WASHINGTON (Reuters) - The U.S. Federal Aviation Administration plans to unveil new steps soon to make it easier for companies to use drone aircraft for specific business operations, according to people with knowledge of the matter.
Commercial drone flights are generally banned in the United States, except in a small number of cases where the FAA has granted an exemption. The has agency received more than 750 requests for exemptions to the ban, but has awarded only 48.
Now the U.S. aviation regulator intends to streamline the process by no longer requiring companies with exemptions to obtain a new certificate of authority for each new use of a drone, the people familiar with the matter said.
The FAA could announce the change next week, ahead of a congressional hearing on drones scheduled for Tuesday, these people added.
The FAA had no immediate comment. The agency has been taking measured steps to ease restrictions on commercial use of drones.
The change in policy could be a positive signal to a wide swath of companies that are pushing for federal regulators to remove barriers to commercial uses of automated aircraft, and help foster growth of an emerging sector of manufacturers and service providers built around drone technology.
The rule changes also would be a boost for companies that already have exemptions from the commercial drone ban, such as Chevron (CVX.N), Berkshire Hathaway’s BNSF Railway Co (BRKa.N), State Farm Mutual Automobile Insurance Co, and a number of film and media companies. Those companies could get more flexibility to use pilotless aircraft for rail and pipeline inspections, crop surveys and aerial photography for commercials or movies.
On Thursday, Amazon got FAA clearance to experiment with drones at an outdoor facility in Washington state under a different set of federal rules. Amazon hopes to develop drones capable of delivering packages to customer doorsteps.

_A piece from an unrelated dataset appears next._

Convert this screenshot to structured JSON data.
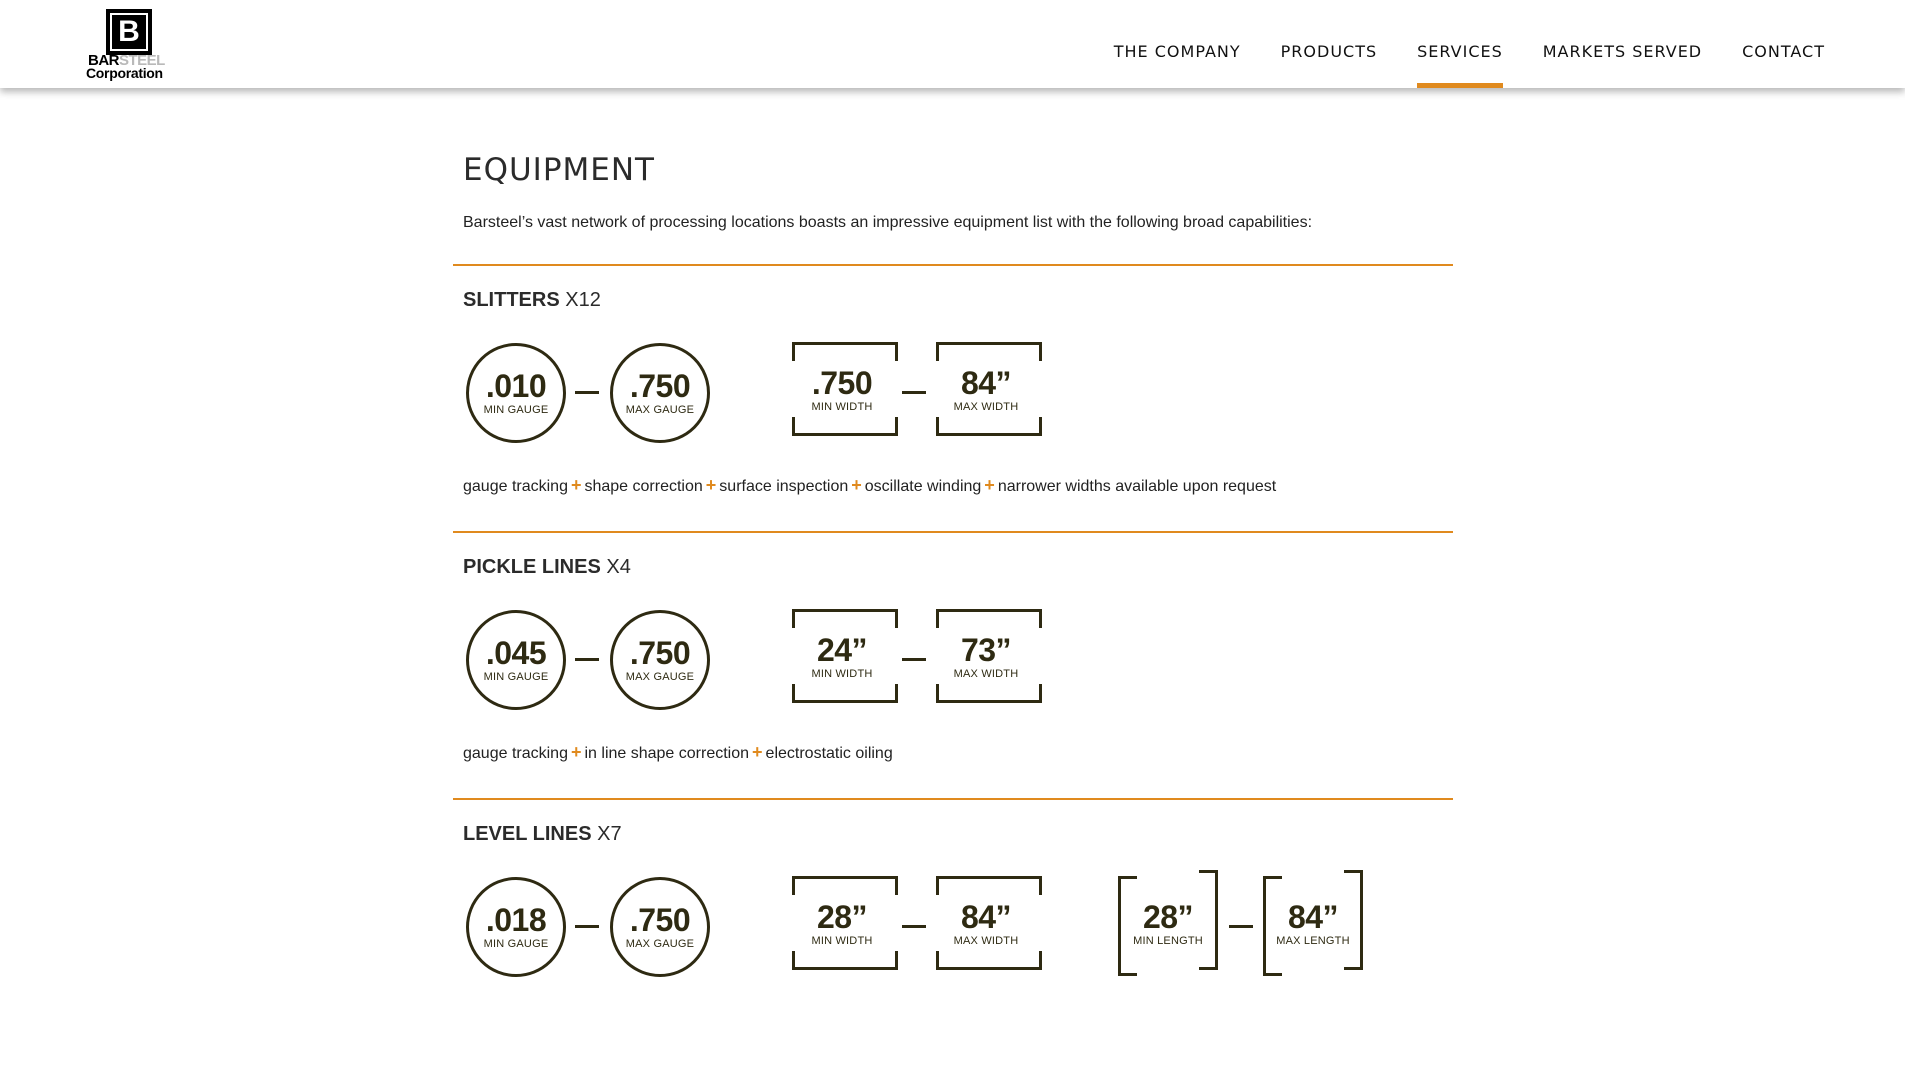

Industry lobbyists have criticized the current process as too slow. Companies with approval to fly unmanned aircraft must obtain government permission each time they intend to use drones for a new project. They must fill out and get FAA approval for a two-page “certificate of authority” before each flight specifying where, when and how long the drone will fly.
The process of authorizing specific flights has bogged down, said Mark Dombroff, a partner in the drone practice of McKenna, Long and Aldridge. In one case, Dombroff said, applicants sought permission to fly over an area of land, but the FAA “wanted us to apply for every farm individually.”
FAA Administrator Michael Huerta told industry representatives at a recent meeting that his agency was moving to streamline the process, the sources added.
In February, the FAA proposed rules that would lift the current ban on most commercial drone use. But industry representatives say it could be years before the ban is lifted, leaving businesses to follow the cumbersome exemption process for now.
Reporting by David Morgan in Washington, additional reporting by Alwyn Scott, editing by Soyoung Kim and Joe White